Another Golden Lesson For Asset Allocation and Rebalancing

Maybe it’s the sell recommendation from Goldman Sachs. Or perhaps the trigger is the general fear of a sharp slowdown in China’s economy that will take a toll on global GDP. Whatever the reason, the price of gold yesterday suffered it’s biggest drop in 30 years. For gold bugs who loaded up on the precious metal, it’s been a rough 24 hours. Of course, if you really believed the seers who say gold’s going to $5000, you’d be buying more after yesterday’s price crash. But that’s a tough call for the simple reason that estimating expected return for gold—and commodities generally—is unusually tough compared with stocks, bonds and real estate. Gold, after all, has no income, produces no earnings, and has no fundamental economic value beyond its limited industrial applications.

That’s not to say that commodities provide no value in an asset allocation context. Au contraire. Raw materials are one of the major asset classesand, in theory, deserve respect when it comes building diversified portfolios. In practice, however, commodities are complicated, for several reasons, starting with the fact that it’s hard if not impossible for most investors to own barrels of gold, bushels of wheat, and bars of gold.

Exchange-traded products have to a large degree solved this hurdle by securitizing hard assets. But there are some factors that can’t be securitized away, including the fact that commodities are inherently speculative assets. Stocks, bonds and real estate, by comparison, are true investments in the sense that they produce cash flows that can be analyzed to estimate the underlying value of the assets. It’s still hard to predict returns for, say, equities, but it helps to know how price compares to earnings or dividends on any given day.

By contrast, how much is an ounce of gold worth? The answer, ultimately, is a speculative one and relies primarily on guesstimating how much the crowd will pay tomorrow.. Still, commodities have diversification value, as numerous studies have pointed out. But some folks take a reasonable point and run it off the cliff by obsessing over certain commodities at the expense of other assets. That’s asking for trouble eventually, and the caveat applies to all the asset classes.

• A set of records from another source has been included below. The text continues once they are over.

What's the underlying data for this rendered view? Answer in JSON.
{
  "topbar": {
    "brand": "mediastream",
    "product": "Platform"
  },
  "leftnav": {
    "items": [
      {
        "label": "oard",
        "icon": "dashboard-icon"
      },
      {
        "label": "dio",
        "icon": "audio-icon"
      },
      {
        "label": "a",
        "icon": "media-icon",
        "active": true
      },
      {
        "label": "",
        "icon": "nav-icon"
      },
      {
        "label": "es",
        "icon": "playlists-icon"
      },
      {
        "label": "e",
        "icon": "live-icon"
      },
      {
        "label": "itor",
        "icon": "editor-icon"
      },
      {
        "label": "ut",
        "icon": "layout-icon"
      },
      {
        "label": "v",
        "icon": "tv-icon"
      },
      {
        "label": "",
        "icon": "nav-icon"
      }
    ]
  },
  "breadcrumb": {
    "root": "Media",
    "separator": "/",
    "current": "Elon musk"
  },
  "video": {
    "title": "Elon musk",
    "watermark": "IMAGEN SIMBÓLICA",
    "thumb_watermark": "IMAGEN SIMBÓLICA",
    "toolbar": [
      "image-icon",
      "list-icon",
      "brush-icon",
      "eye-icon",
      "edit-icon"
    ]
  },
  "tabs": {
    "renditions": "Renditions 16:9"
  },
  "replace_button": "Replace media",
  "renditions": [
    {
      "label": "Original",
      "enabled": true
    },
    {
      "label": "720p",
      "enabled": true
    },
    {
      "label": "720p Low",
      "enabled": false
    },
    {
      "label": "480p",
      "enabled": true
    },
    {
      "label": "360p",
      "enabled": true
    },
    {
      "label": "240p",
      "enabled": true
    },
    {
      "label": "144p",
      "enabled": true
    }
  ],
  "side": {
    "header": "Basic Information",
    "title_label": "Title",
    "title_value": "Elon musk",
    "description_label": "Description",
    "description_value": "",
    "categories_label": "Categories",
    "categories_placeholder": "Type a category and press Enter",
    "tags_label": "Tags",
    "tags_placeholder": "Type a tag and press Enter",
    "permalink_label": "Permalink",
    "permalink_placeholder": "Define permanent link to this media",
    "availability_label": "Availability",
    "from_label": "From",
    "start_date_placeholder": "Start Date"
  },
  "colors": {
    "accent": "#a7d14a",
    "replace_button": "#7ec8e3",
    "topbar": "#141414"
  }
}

But sometimes the extreme looks reasonable. Gold’s dramatic rise over the last decade has supported any number of forecasts that say chaos and mayhem are just around the corner. But the world economy, despite the ills of the last five years, is still standing and there’s a good chance that more of the same is coming. Perhaps the gold bugs have finally decided that survival is in the cards after all.

As for gold’s latest tumble, and the bearish aura it seems to have cast over oil and other commodities, the sharp drop in price represents an intriguing opportunity for those of us who continue to embrace the fundamental strategy of prudently diversifying across the major asset classes and rebalancing the mix regularly. No wonder that a simple application of these two crucial techniques in portfolio management tends to perform competitively against a wide array of strategies intent on doing better.

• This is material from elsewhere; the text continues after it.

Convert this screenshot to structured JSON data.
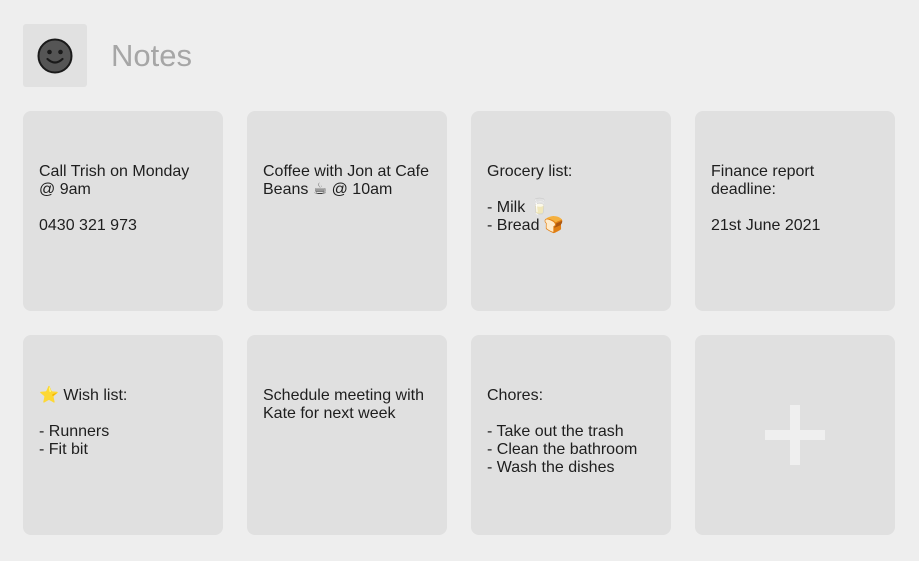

Why? There are several reasons, although it starts with the fact that markets have a habit of surprising even the smartest investors with sudden bouts of volatility. That’s never going to change, which why broad asset allocation and routine rebalancing are likely to remain perennial winners in relative if not absolute terms.

How does this relate to gold? Well, if you’ve been riding the gold train all along, you should have been periodically rebalancing and paring the metal’s weight in your portfolio. Systematic rebalancing isn’t all that smart if you have a high-confidence view on what’s coming. But how many of us have access to such wisdom on a regular basis? Let’s see a show of hands… Ah, I thought so.

This piece is cross-posted from Capital Spectator with permission.

2 Responses to "Another Golden Lesson For Asset Allocation and Rebalancing"

  1. McWatt   April 17, 2013 at 8:33 am

    This article pre-supposes that commodities should be an "asset class". It should be nothing of the kind. The commodities market should return to a market where only "producers" and "processors" participate in the open out cry of price discovery. Commodities should not be a part of anyone's "portfolio" and we should never allow hedge funds in particular to distort price discovery with billions of dollars of leveraged money to "warp 5" the market for their personal financial gain at the direct expense of all the people of the earth. Level the playing field, with justice for all.

  2. terry   April 23, 2013 at 7:13 am

    Beware of the banks.